Saturday, 8 February 2014

Setting the record straight, and talking about pee!

So, as well as our holiday there have been a couple of developments for the boys.

Firstly, that letter . . .

Just before Christmas we had an appointment for J with the Neurodevelopment clinic, discussing our concerns (again) and working out the next step.  I wrote about it here.

A few weeks later we got the write-up of the meeting.  Now, whilst the meeting was infuriating - a mixture of them minimising what I was saying and obsessing over small things - the report of it was so much worse.

The report had factual errors - it listed J as having had "a few surgeries to fit grommets", he has never had poor hearing, we didn't discuss surgery or grommets . . . It went on to state that J was cord wrapped at birth - again factually incorrect, he had a true knot in the cord, which as it tightened cut off his blood supply and stopped his heart.

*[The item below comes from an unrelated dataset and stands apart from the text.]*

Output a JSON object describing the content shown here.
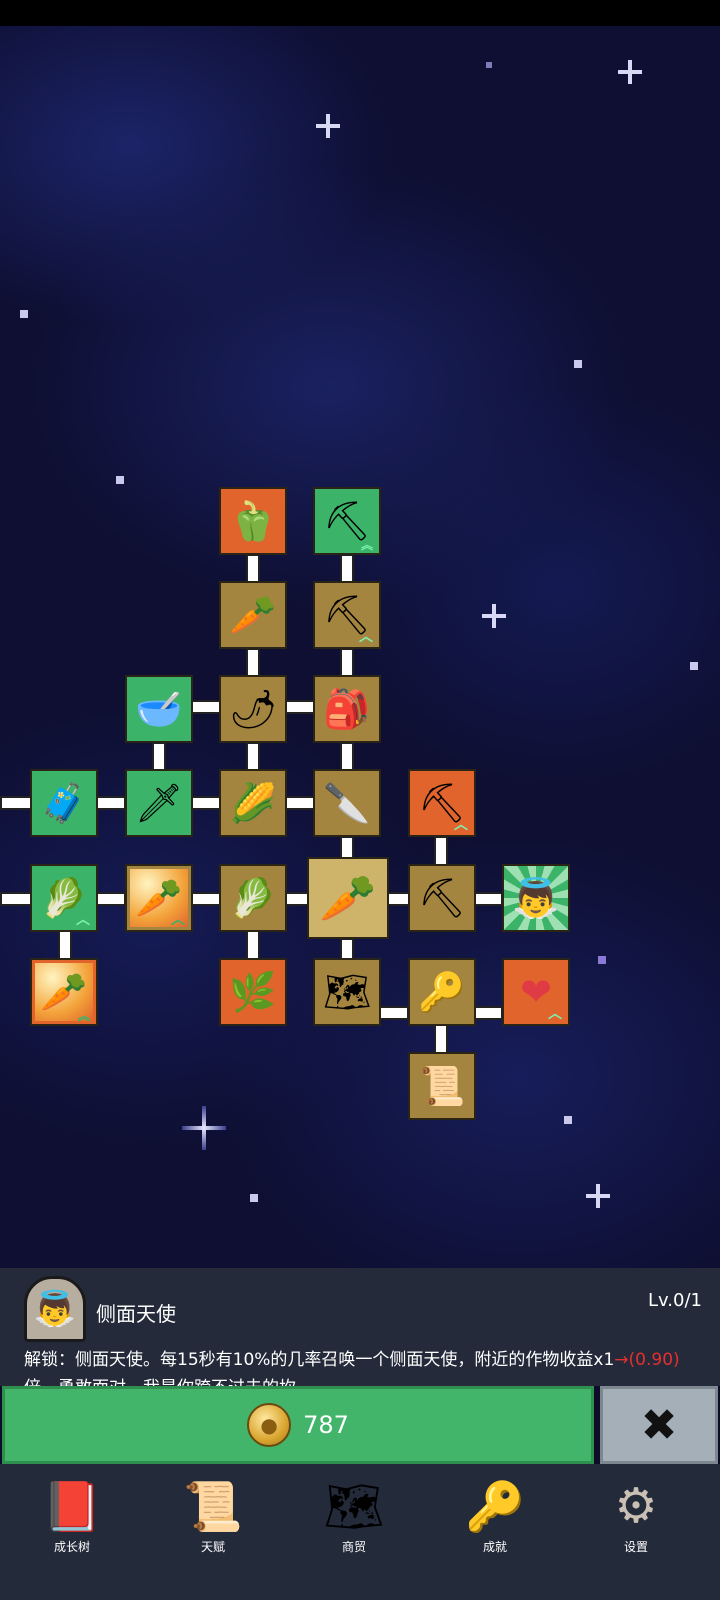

Cord wrapping is not even close.  There were others too, but you don't need me to go on and on.

Along side this there were points that were minimised - J gets stressed in the car if we go more than about 40 mph, go around sharp bends, over bridges or flyovers, overtake, drive in the outside lane or go down a steep hill.  I listed all of those points in the meeting, but it was recorded as "J gets upset when driving at excessive speed."  I told them that J will not eat meat with any texture, will not try new foods or eat cooked vegetables.  This was recorded as "J loves raw vegetables".

Finally there were a couple of points that got whole paragraphs that they just didn't rate.  J struggles to play hide and seek - this comes up maybe twice a year! - he finds it hard to stay hidden if the seeker is close, and will often leap out and say something like "here I am" or "You missed me!".  Really, it's not that huge a thing. 

So, after fuming, reading and rereading the letter we decided it just couldn't be allowed to stand unchallenged.  There was very little in it that felt like our J, and if it stayed on his file as it was then anyone reading it would get a totally incorrect picture of him.

It was time to sit, be calm, and dissect the report.  I went through, sentence by sentence, and underlined all the parts that needed work.  Then I wrote a firm but polite letter, thanking the team but telling them I was disappointed to see so many errors.  I told them where to look (ie paragraph one, line one) quoted what was incorrect, and then told them the correct version.  My letter ran to three pages . . .

At no point was I rude, insulting, or aggressive, I simply took the approach that there had been a series of mistakes that needed to be rectified in order to keep the file accurate.  I really did feel like being rude though!

We haven't had a proper reply yet - the doctor is on annual leave - so I don't know how much of it they will accept, or this is the beginning of a long running dispute, but I'll keep you informed.

We also had an appointment for J at the urology clinic.  J wets the bed, and has tiny accidents in the day.  We spent a long time talking about things with a lovely doctor, and J has been given some "homework". He needs to drink a lot more - about 2 litres a day - to pee standing up, and to make sure he shakes . . .

It was a pretty embarrassing time for both J and I, spending an hour talking about pee isn't my idea of fun, but the doc was very straight forward, very helpful, and gave us a lot to work with. 

It looks like J's bladder is a bit irritated, due to him not drinking much, so he has cranberry juice to help soothe it.  It is also possible that because he has never drunk enough his bladder hasn't "learnt" to hold much, and gets stressed easily.

So for the last two days we've been watching J, and encouraging him to drink more.  Yesterday he drank more than ever, and just about managed to get to 1 litre.  We have quite a lot of work to do there it seems.

And, finally, we got the date for M's ADOS assessment - 4th March - not too far away.  I expect that we will get the appointment for J soon as well.

So, there we have it.  Bullets bitten, letters sent, pee discussed and appointments made.  A busy few weeks really!

1 comment:

  1. ((((hugs))))
    I know how infuriating it can be when medical professionals get things wrong-you start to wonder did they even listen to you in the first place!
    We are just starting our road with CAHMS im hoping it will not be a bumpy one